= REQUIRED ACTION =
Work through the data below and copy out every line where "name" is found.

----- MATERIAL TO PROCESS

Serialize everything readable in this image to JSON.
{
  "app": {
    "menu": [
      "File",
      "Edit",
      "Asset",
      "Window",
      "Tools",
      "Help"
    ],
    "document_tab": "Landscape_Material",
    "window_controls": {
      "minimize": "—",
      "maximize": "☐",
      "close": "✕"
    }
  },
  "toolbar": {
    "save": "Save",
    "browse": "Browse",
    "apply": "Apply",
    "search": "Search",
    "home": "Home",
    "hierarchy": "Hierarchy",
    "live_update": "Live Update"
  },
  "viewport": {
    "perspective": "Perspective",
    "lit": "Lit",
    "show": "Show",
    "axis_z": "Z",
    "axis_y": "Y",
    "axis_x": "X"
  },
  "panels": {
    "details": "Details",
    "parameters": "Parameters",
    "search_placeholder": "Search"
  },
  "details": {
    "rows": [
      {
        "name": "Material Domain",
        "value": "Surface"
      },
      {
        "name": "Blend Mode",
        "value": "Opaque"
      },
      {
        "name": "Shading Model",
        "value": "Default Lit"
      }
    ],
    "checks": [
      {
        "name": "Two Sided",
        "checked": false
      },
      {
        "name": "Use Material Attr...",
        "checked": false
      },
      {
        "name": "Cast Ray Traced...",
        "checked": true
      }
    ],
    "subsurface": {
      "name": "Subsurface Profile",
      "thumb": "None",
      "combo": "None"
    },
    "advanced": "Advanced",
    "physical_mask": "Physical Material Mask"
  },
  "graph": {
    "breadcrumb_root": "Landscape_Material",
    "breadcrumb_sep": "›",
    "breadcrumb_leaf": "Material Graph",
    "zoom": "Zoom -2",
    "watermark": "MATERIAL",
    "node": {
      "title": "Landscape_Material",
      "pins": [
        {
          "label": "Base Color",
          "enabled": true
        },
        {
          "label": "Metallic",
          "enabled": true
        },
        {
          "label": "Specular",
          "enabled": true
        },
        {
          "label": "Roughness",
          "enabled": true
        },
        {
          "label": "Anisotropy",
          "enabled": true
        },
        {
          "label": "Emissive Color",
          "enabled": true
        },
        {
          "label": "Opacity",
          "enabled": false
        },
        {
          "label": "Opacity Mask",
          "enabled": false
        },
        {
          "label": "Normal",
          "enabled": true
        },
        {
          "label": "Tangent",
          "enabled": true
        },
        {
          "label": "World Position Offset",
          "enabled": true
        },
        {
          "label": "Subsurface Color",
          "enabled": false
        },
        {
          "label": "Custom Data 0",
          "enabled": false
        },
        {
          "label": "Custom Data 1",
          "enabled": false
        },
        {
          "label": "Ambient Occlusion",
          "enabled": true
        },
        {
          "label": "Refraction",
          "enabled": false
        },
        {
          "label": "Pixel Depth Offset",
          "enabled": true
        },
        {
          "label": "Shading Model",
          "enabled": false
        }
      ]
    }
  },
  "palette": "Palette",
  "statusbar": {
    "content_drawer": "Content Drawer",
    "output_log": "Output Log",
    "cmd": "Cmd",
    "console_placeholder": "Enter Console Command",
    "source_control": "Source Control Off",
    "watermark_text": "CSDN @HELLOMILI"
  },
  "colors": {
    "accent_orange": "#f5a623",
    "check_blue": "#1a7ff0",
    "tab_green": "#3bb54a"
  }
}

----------

= EXERCISE RESPONSE =
        "name": "Material Domain",
        "name": "Blend Mode",
        "name": "Shading Model",
        "name": "Two Sided",
        "name": "Use Material Attr...",
        "name": "Cast Ray Traced...",
      "name": "Subsurface Profile",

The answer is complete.